5. There will be nine first-time Ryder Cup players this week. The U.S. has six in Collin Morikawa, Patrick Cantlay, Xander Schauffele, Harris English, Scottie Scheffler and Daniel Berger, while Europe has just half that many in Shane Lowry, Bernd Wiesberger and Viktor Hovland. Which one of these nine will be the most impactful?
Piastowski: Whoops, I kind of answered this above. But I’ll toss in another: Shane Lowry. The 34-year-old is obviously a “rookie” in name alone. The Open Championship winner told his team three years ago he wanted to be at this event, and here he is. I think that’s the kind of spirit Azinger was talking about above. Lowry is great — but you get the feeling he’ll play above his head this week and be even greater.
Colgan: Xander!! We’ve heard legends about his match play ability in money games against fellow pros, and we saw him win a gold medal representing the U.S. in July. There may be no rookie more prime to make himself a hero.
Berhow: Patrick Cantlay has been on a tear the past two months and was 3-2 at the last Presidents Cup. He’s gonna have himself a week.
Bamberger: Bernd Wiesberger. Isn’t it obvious? The most impactful player is often the one you expect the least impact from. In this nine-person subset of the 24 players, Bernd’s the leader in the house by a touchdown.
Sens: At this point, they get talked about in tandem so often we should really have just one name for Brooks and Bryson, kinda like Brangelina. Combined, they are going to have a massive impact on the U.S. team. What kind of impact is the big question.
6. With Patrick Reed left off the U.S. team, it begs the question: Who on the U.S. will play the ever-important role of opponent irritator and crowd ignitor? And who will that be for Europe?
Piastowski: It’s a tough question for the U.S. side — few on this team have done something like that before, and it may take them out of their comfort zone if they tried. Spieth would be an obvious answer, but man, I’d love to see Morikawa stuff iron after iron and work the crowd along the way. He can certainly do the former. For the Europeans, it’s more a question who won’t be this guy. But it’d be a blast to see Tyrrell Hatton go on a birdie binge and go nuclear on the crowd.
Colgan: It’s Ian Poulter for Europe. It’s always Ian Poulter. For the Americans, how about Brooks Koepka? He certainly has the mentality for it.
Berhow: Not everyone can play that role (sorry, Harris English), but Justin Thomas is a good fit, and I also think he wants to be that guy who can get a point, be a leader and put the team on his back. As for Europe, it’s Poulter, with Hatton waiting in the wings.

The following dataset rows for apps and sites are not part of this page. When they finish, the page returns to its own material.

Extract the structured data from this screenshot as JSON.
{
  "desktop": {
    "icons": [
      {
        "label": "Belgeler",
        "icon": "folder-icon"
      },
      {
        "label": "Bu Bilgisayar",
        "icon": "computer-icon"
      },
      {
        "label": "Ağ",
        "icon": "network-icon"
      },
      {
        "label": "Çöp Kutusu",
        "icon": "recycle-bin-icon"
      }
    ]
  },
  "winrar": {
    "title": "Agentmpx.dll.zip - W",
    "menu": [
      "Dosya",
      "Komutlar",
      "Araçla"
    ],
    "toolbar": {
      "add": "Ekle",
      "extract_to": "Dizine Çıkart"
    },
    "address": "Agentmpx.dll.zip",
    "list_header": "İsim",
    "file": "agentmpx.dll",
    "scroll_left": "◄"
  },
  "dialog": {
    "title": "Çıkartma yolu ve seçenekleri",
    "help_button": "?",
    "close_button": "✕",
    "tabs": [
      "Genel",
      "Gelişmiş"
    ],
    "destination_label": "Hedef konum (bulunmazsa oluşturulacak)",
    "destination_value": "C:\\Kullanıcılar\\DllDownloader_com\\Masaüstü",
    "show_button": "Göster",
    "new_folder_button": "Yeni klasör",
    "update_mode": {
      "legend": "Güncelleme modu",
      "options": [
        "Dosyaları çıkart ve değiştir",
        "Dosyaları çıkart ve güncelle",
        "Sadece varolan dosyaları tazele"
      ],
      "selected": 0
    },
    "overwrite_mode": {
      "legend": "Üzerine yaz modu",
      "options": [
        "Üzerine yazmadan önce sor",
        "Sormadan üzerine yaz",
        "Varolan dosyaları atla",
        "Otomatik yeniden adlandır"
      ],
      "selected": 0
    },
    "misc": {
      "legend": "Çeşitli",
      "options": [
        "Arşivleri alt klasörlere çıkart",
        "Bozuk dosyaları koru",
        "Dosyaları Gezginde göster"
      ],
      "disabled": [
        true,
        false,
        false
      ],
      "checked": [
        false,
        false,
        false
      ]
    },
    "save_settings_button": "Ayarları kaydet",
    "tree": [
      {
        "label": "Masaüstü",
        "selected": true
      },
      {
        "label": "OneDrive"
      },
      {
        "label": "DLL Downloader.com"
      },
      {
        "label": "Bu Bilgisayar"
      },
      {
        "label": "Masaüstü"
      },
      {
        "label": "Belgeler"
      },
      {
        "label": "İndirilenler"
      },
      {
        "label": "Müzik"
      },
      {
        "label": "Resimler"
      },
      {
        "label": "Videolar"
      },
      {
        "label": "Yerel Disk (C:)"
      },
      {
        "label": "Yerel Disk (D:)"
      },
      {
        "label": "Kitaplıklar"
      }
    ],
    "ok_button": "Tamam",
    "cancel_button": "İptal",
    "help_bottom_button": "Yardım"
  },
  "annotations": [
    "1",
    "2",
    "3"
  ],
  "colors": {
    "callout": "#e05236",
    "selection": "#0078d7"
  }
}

Bamberger: Sorry, maybe I missed something: Is Bryson DeChambeau not playing in this Ryder Cup? Bryson DeChambeau. He’ll irritate and ignite American fans, any European fans who will be there, European players, his own teammates. It’s his special talent, or one of them. As for the Europeans, you have to go back to the well: Ian Poulter. It’s his eyeballs. They speak a language all their own.
Sens: Poulter is a Hall of Fame irritant for sure. But let’s not forget Sergio, who has played that same role throughout the years (and who has been flashing some pretty tidy form of late). Michael’s right that Bryson will be the most polarizing on the U.S. side. But the guy best suited to fire up the crowd is Spieth. It’s all about those backbreaking putts in the Ryder Cup, and no one makes more big ones than he does.